=== Section Start ===
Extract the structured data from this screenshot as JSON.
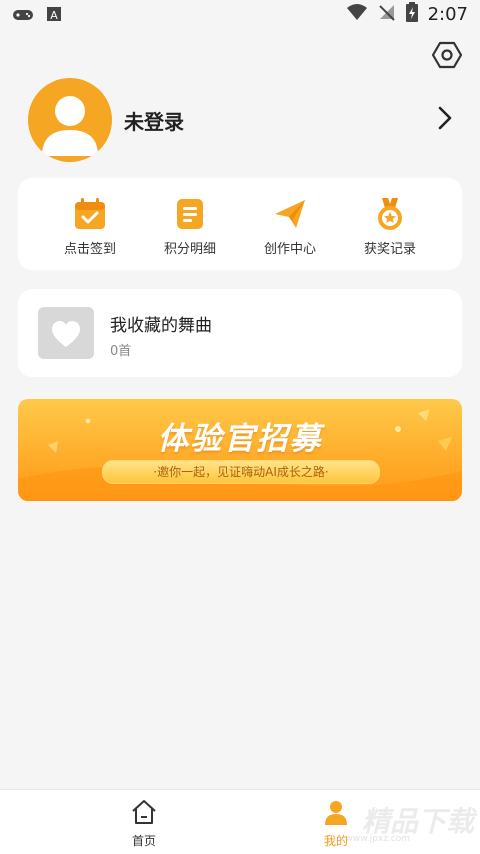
{
  "status_bar": {
    "time": "2:07"
  },
  "profile": {
    "nickname": "未登录"
  },
  "quick_actions": [
    {
      "label": "点击签到",
      "icon": "calendar-check-icon"
    },
    {
      "label": "积分明细",
      "icon": "document-list-icon"
    },
    {
      "label": "创作中心",
      "icon": "paper-plane-icon"
    },
    {
      "label": "获奖记录",
      "icon": "medal-icon"
    }
  ],
  "favorites": {
    "title": "我收藏的舞曲",
    "count": "0首"
  },
  "banner": {
    "title": "体验官招募",
    "subtitle": "·邀你一起，见证嗨动AI成长之路·"
  },
  "tabs": [
    {
      "label": "首页",
      "icon": "home-icon"
    },
    {
      "label": "我的",
      "icon": "profile-icon"
    }
  ],
  "watermark": {
    "text": "精品下载",
    "url": "www.jpxz.com"
  },
  "colors": {
    "accent": "#f5a623",
    "background": "#f5f5f5",
    "card": "#ffffff"
  }
}
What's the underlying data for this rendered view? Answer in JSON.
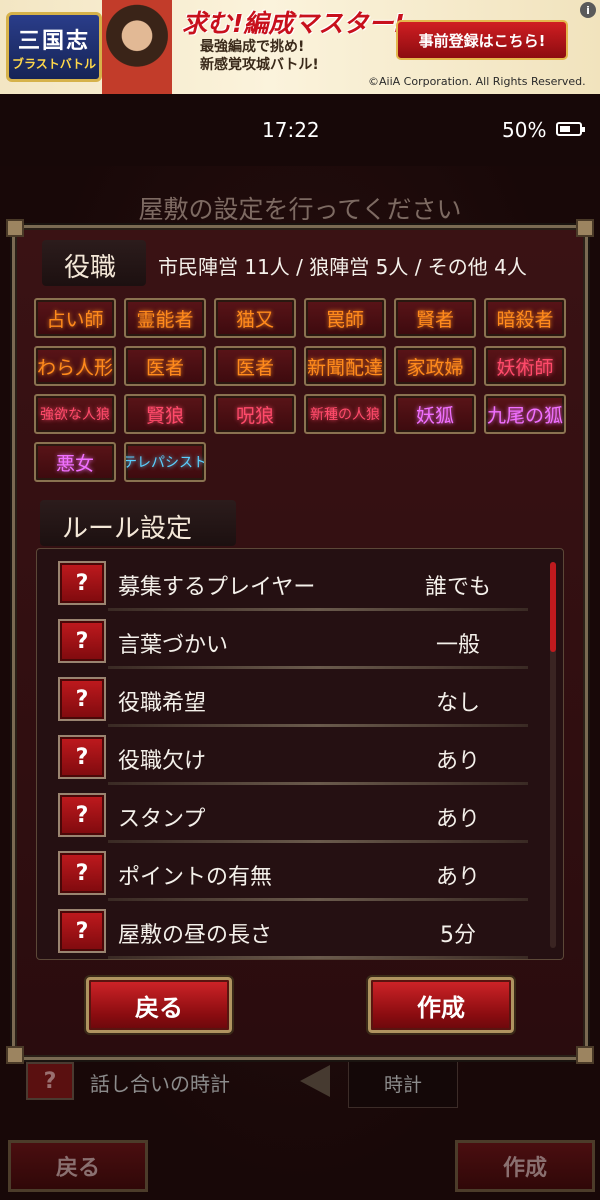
{
  "ad": {
    "logo_line1": "三国志",
    "logo_line2": "ブラストバトル",
    "headline": "求む!編成マスター!",
    "sub_line1": "最強編成で挑め!",
    "sub_line2": "新感覚攻城バトル!",
    "cta": "事前登録はこちら!",
    "copyright": "©AiiA Corporation. All Rights Reserved.",
    "info": "i"
  },
  "status_bar": {
    "time": "17:22",
    "battery": "50%"
  },
  "background": {
    "title": "屋敷の設定を行ってください",
    "row_label": "話し合いの時計",
    "row_value": "時計",
    "back": "戻る",
    "create": "作成",
    "q": "?"
  },
  "roles": {
    "title": "役職",
    "summary": "市民陣営 11人 / 狼陣営 5人 / その他 4人",
    "items": [
      {
        "label": "占い師",
        "color": "#ff8a1c"
      },
      {
        "label": "霊能者",
        "color": "#ff8a1c"
      },
      {
        "label": "猫又",
        "color": "#ff8a1c"
      },
      {
        "label": "罠師",
        "color": "#ff8a1c"
      },
      {
        "label": "賢者",
        "color": "#ff8a1c"
      },
      {
        "label": "暗殺者",
        "color": "#ff8a1c"
      },
      {
        "label": "わら人形",
        "color": "#ff8a1c"
      },
      {
        "label": "医者",
        "color": "#ff8a1c"
      },
      {
        "label": "医者",
        "color": "#ff8a1c"
      },
      {
        "label": "新聞配達",
        "color": "#ff8a1c"
      },
      {
        "label": "家政婦",
        "color": "#ff8a1c"
      },
      {
        "label": "妖術師",
        "color": "#ff4a6a"
      },
      {
        "label": "強欲な人狼",
        "color": "#ff4a6a"
      },
      {
        "label": "賢狼",
        "color": "#ff4a6a"
      },
      {
        "label": "呪狼",
        "color": "#ff4a6a"
      },
      {
        "label": "新種の人狼",
        "color": "#ff4a6a"
      },
      {
        "label": "妖狐",
        "color": "#f070ff"
      },
      {
        "label": "九尾の狐",
        "color": "#f070ff"
      },
      {
        "label": "悪女",
        "color": "#f070ff"
      },
      {
        "label": "テレパシスト",
        "color": "#5ad0ff"
      }
    ]
  },
  "rules": {
    "title": "ルール設定",
    "items": [
      {
        "q": "?",
        "label": "募集するプレイヤー",
        "value": "誰でも"
      },
      {
        "q": "?",
        "label": "言葉づかい",
        "value": "一般"
      },
      {
        "q": "?",
        "label": "役職希望",
        "value": "なし"
      },
      {
        "q": "?",
        "label": "役職欠け",
        "value": "あり"
      },
      {
        "q": "?",
        "label": "スタンプ",
        "value": "あり"
      },
      {
        "q": "?",
        "label": "ポイントの有無",
        "value": "あり"
      },
      {
        "q": "?",
        "label": "屋敷の昼の長さ",
        "value": "5分"
      }
    ]
  },
  "actions": {
    "back": "戻る",
    "create": "作成"
  }
}
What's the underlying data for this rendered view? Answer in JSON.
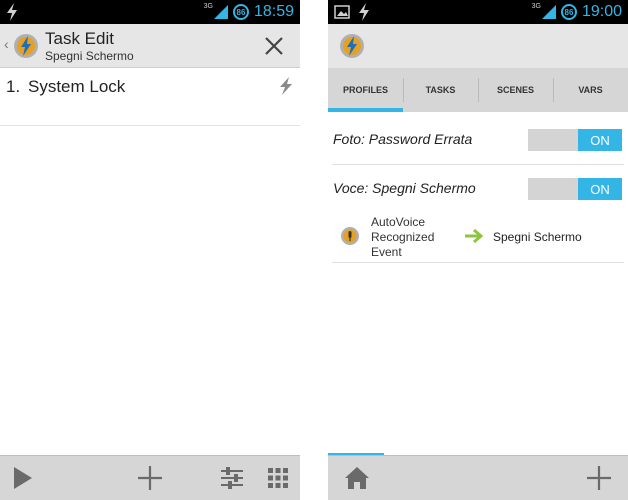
{
  "left_screen": {
    "statusbar": {
      "network": "3G",
      "battery": "86",
      "time": "18:59"
    },
    "header": {
      "title": "Task Edit",
      "subtitle": "Spegni Schermo"
    },
    "actions": [
      {
        "number": "1.",
        "name": "System Lock",
        "icon": "lightning-icon"
      }
    ],
    "bottombar": {
      "icons": [
        "play-icon",
        "plus-icon",
        "sliders-icon",
        "grid-icon"
      ]
    }
  },
  "right_screen": {
    "statusbar": {
      "network": "3G",
      "battery": "86",
      "time": "19:00"
    },
    "tabs": [
      {
        "label": "PROFILES",
        "active": true
      },
      {
        "label": "TASKS",
        "active": false
      },
      {
        "label": "SCENES",
        "active": false
      },
      {
        "label": "VARS",
        "active": false
      }
    ],
    "profiles": [
      {
        "name": "Foto: Password Errata",
        "toggle": "ON"
      },
      {
        "name": "Voce: Spegni Schermo",
        "toggle": "ON"
      }
    ],
    "context": {
      "event": "AutoVoice Recognized Event",
      "task": "Spegni Schermo"
    },
    "bottombar": {
      "icons": [
        "home-icon",
        "plus-icon"
      ]
    }
  },
  "colors": {
    "accent": "#33b5e5",
    "bar_bg": "#d6d6d6",
    "header_bg": "#e6e6e6",
    "arrow_green": "#8cc63f"
  }
}
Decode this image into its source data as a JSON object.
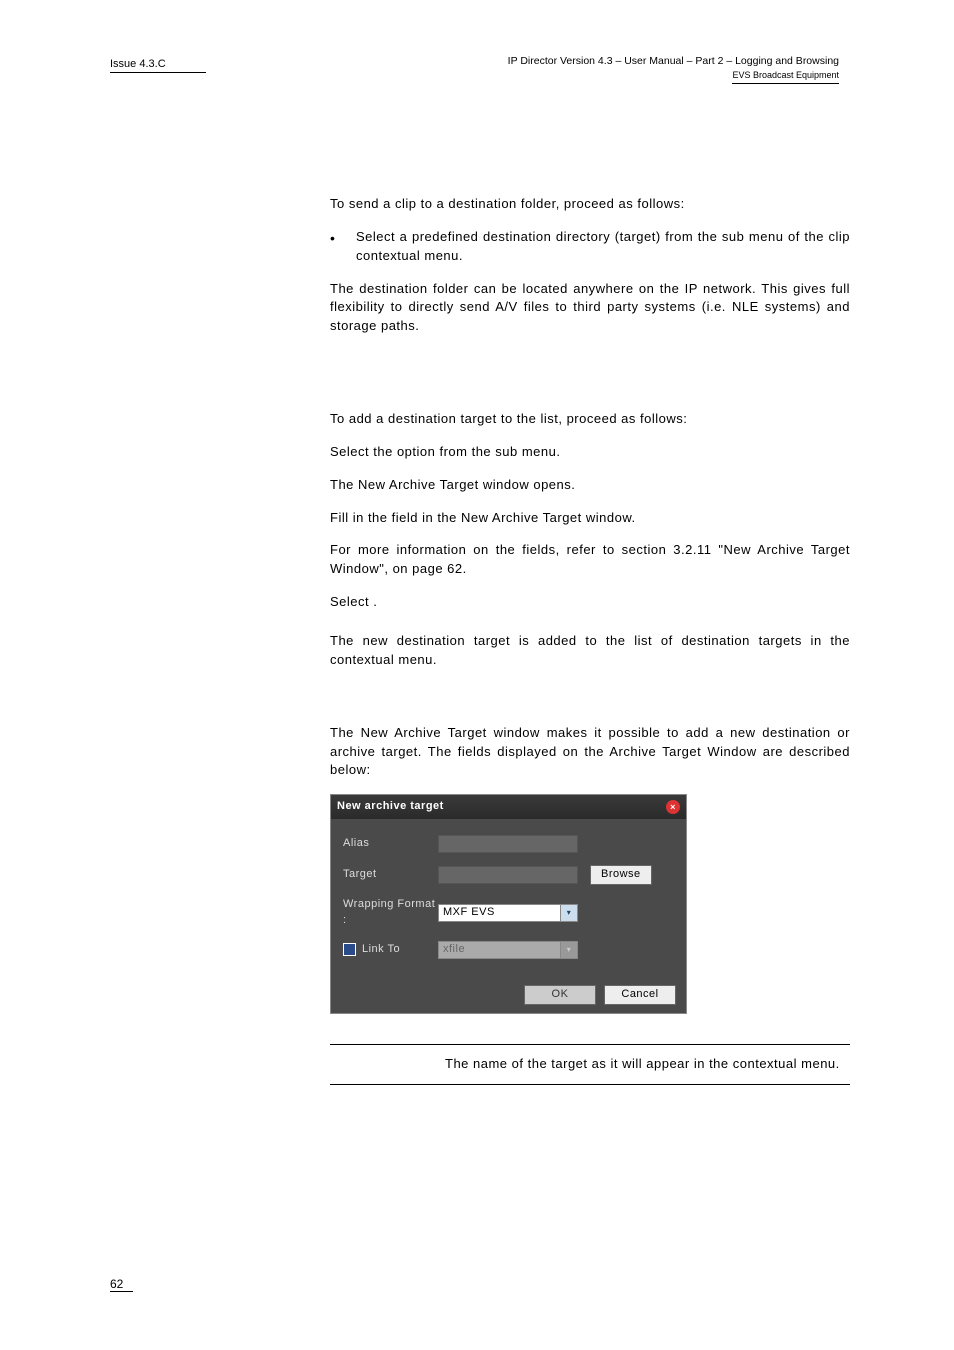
{
  "header": {
    "issue": "Issue 4.3.C",
    "right1": "IP Director Version 4.3 – User Manual – Part 2 – Logging and Browsing",
    "right2": "EVS Broadcast Equipment"
  },
  "body": {
    "p1": "To send a clip to a destination folder, proceed as follows:",
    "b1": "Select a predefined destination directory (target) from the sub menu of the clip contextual menu.",
    "p2": "The destination folder can be located anywhere on the IP network. This gives full flexibility to directly send A/V files to third party systems (i.e. NLE systems) and storage paths.",
    "p3": "To add a destination target to the list, proceed as follows:",
    "s1a": "Select the ",
    "s1b": " option from the sub menu.",
    "s2": "The New Archive Target window opens.",
    "s3": "Fill in the field in the New Archive Target window.",
    "s4": "For more information on the fields, refer to section 3.2.11 \"New Archive Target Window\", on page 62.",
    "s5a": "Select ",
    "s5b": ".",
    "p4": "The new destination target is added to the list of destination targets in the contextual menu.",
    "p5": "The New Archive Target window makes it possible to add a new destination or archive target. The fields displayed on the Archive Target Window are described below:"
  },
  "dialog": {
    "title": "New archive target",
    "alias_label": "Alias",
    "target_label": "Target",
    "wrap_label": "Wrapping Format :",
    "linkto_label": "Link To",
    "browse": "Browse",
    "wrap_value": "MXF EVS",
    "linkto_value": "xfile",
    "ok": "OK",
    "cancel": "Cancel"
  },
  "def": {
    "term": "",
    "desc": "The name of the target as it will appear in the contextual menu."
  },
  "page": "62"
}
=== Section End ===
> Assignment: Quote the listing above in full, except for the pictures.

> Answer to the problem:
Extract the structured data from this screenshot as JSON.
{
  "status_bar": {
    "time": "2:07"
  },
  "profile": {
    "nickname": "未登录"
  },
  "quick_actions": [
    {
      "label": "点击签到",
      "icon": "calendar-check-icon"
    },
    {
      "label": "积分明细",
      "icon": "document-list-icon"
    },
    {
      "label": "创作中心",
      "icon": "paper-plane-icon"
    },
    {
      "label": "获奖记录",
      "icon": "medal-icon"
    }
  ],
  "favorites": {
    "title": "我收藏的舞曲",
    "count": "0首"
  },
  "banner": {
    "title": "体验官招募",
    "subtitle": "·邀你一起，见证嗨动AI成长之路·"
  },
  "tabs": [
    {
      "label": "首页",
      "icon": "home-icon"
    },
    {
      "label": "我的",
      "icon": "profile-icon"
    }
  ],
  "watermark": {
    "text": "精品下载",
    "url": "www.jpxz.com"
  },
  "colors": {
    "accent": "#f5a623",
    "background": "#f5f5f5",
    "card": "#ffffff"
  }
}
What's the underlying data for this rendered view? Answer in JSON.
{
  "ad": {
    "logo_line1": "三国志",
    "logo_line2": "ブラストバトル",
    "headline": "求む!編成マスター!",
    "sub_line1": "最強編成で挑め!",
    "sub_line2": "新感覚攻城バトル!",
    "cta": "事前登録はこちら!",
    "copyright": "©AiiA Corporation. All Rights Reserved.",
    "info": "i"
  },
  "status_bar": {
    "time": "17:22",
    "battery": "50%"
  },
  "background": {
    "title": "屋敷の設定を行ってください",
    "row_label": "話し合いの時計",
    "row_value": "時計",
    "back": "戻る",
    "create": "作成",
    "q": "?"
  },
  "roles": {
    "title": "役職",
    "summary": "市民陣営 11人 / 狼陣営 5人 / その他 4人",
    "items": [
      {
        "label": "占い師",
        "color": "#ff8a1c"
      },
      {
        "label": "霊能者",
        "color": "#ff8a1c"
      },
      {
        "label": "猫又",
        "color": "#ff8a1c"
      },
      {
        "label": "罠師",
        "color": "#ff8a1c"
      },
      {
        "label": "賢者",
        "color": "#ff8a1c"
      },
      {
        "label": "暗殺者",
        "color": "#ff8a1c"
      },
      {
        "label": "わら人形",
        "color": "#ff8a1c"
      },
      {
        "label": "医者",
        "color": "#ff8a1c"
      },
      {
        "label": "医者",
        "color": "#ff8a1c"
      },
      {
        "label": "新聞配達",
        "color": "#ff8a1c"
      },
      {
        "label": "家政婦",
        "color": "#ff8a1c"
      },
      {
        "label": "妖術師",
        "color": "#ff4a6a"
      },
      {
        "label": "強欲な人狼",
        "color": "#ff4a6a"
      },
      {
        "label": "賢狼",
        "color": "#ff4a6a"
      },
      {
        "label": "呪狼",
        "color": "#ff4a6a"
      },
      {
        "label": "新種の人狼",
        "color": "#ff4a6a"
      },
      {
        "label": "妖狐",
        "color": "#f070ff"
      },
      {
        "label": "九尾の狐",
        "color": "#f070ff"
      },
      {
        "label": "悪女",
        "color": "#f070ff"
      },
      {
        "label": "テレパシスト",
        "color": "#5ad0ff"
      }
    ]
  },
  "rules": {
    "title": "ルール設定",
    "items": [
      {
        "q": "?",
        "label": "募集するプレイヤー",
        "value": "誰でも"
      },
      {
        "q": "?",
        "label": "言葉づかい",
        "value": "一般"
      },
      {
        "q": "?",
        "label": "役職希望",
        "value": "なし"
      },
      {
        "q": "?",
        "label": "役職欠け",
        "value": "あり"
      },
      {
        "q": "?",
        "label": "スタンプ",
        "value": "あり"
      },
      {
        "q": "?",
        "label": "ポイントの有無",
        "value": "あり"
      },
      {
        "q": "?",
        "label": "屋敷の昼の長さ",
        "value": "5分"
      }
    ]
  },
  "actions": {
    "back": "戻る",
    "create": "作成"
  }
}
What's the underlying data for this rendered view? Answer in JSON.
{
  "left_screen": {
    "statusbar": {
      "network": "3G",
      "battery": "86",
      "time": "18:59"
    },
    "header": {
      "title": "Task Edit",
      "subtitle": "Spegni Schermo"
    },
    "actions": [
      {
        "number": "1.",
        "name": "System Lock",
        "icon": "lightning-icon"
      }
    ],
    "bottombar": {
      "icons": [
        "play-icon",
        "plus-icon",
        "sliders-icon",
        "grid-icon"
      ]
    }
  },
  "right_screen": {
    "statusbar": {
      "network": "3G",
      "battery": "86",
      "time": "19:00"
    },
    "tabs": [
      {
        "label": "PROFILES",
        "active": true
      },
      {
        "label": "TASKS",
        "active": false
      },
      {
        "label": "SCENES",
        "active": false
      },
      {
        "label": "VARS",
        "active": false
      }
    ],
    "profiles": [
      {
        "name": "Foto: Password Errata",
        "toggle": "ON"
      },
      {
        "name": "Voce: Spegni Schermo",
        "toggle": "ON"
      }
    ],
    "context": {
      "event": "AutoVoice Recognized Event",
      "task": "Spegni Schermo"
    },
    "bottombar": {
      "icons": [
        "home-icon",
        "plus-icon"
      ]
    }
  },
  "colors": {
    "accent": "#33b5e5",
    "bar_bg": "#d6d6d6",
    "header_bg": "#e6e6e6",
    "arrow_green": "#8cc63f"
  }
}
Decode this image into its source data as a JSON object.
{
  "header": {
    "issue": "Issue 4.3.C",
    "right1": "IP Director Version 4.3 – User Manual – Part 2 – Logging and Browsing",
    "right2": "EVS Broadcast Equipment"
  },
  "body": {
    "p1": "To send a clip to a destination folder, proceed as follows:",
    "b1": "Select a predefined destination directory (target) from the sub menu of the clip contextual menu.",
    "p2": "The destination folder can be located anywhere on the IP network. This gives full flexibility to directly send A/V files to third party systems (i.e. NLE systems) and storage paths.",
    "p3": "To add a destination target to the list, proceed as follows:",
    "s1a": "Select the ",
    "s1b": " option from the sub menu.",
    "s2": "The New Archive Target window opens.",
    "s3": "Fill in the field in the New Archive Target window.",
    "s4": "For more information on the fields, refer to section 3.2.11 \"New Archive Target Window\", on page 62.",
    "s5a": "Select ",
    "s5b": ".",
    "p4": "The new destination target is added to the list of destination targets in the contextual menu.",
    "p5": "The New Archive Target window makes it possible to add a new destination or archive target. The fields displayed on the Archive Target Window are described below:"
  },
  "dialog": {
    "title": "New archive target",
    "alias_label": "Alias",
    "target_label": "Target",
    "wrap_label": "Wrapping Format :",
    "linkto_label": "Link To",
    "browse": "Browse",
    "wrap_value": "MXF EVS",
    "linkto_value": "xfile",
    "ok": "OK",
    "cancel": "Cancel"
  },
  "def": {
    "term": "",
    "desc": "The name of the target as it will appear in the contextual menu."
  },
  "page": "62"
}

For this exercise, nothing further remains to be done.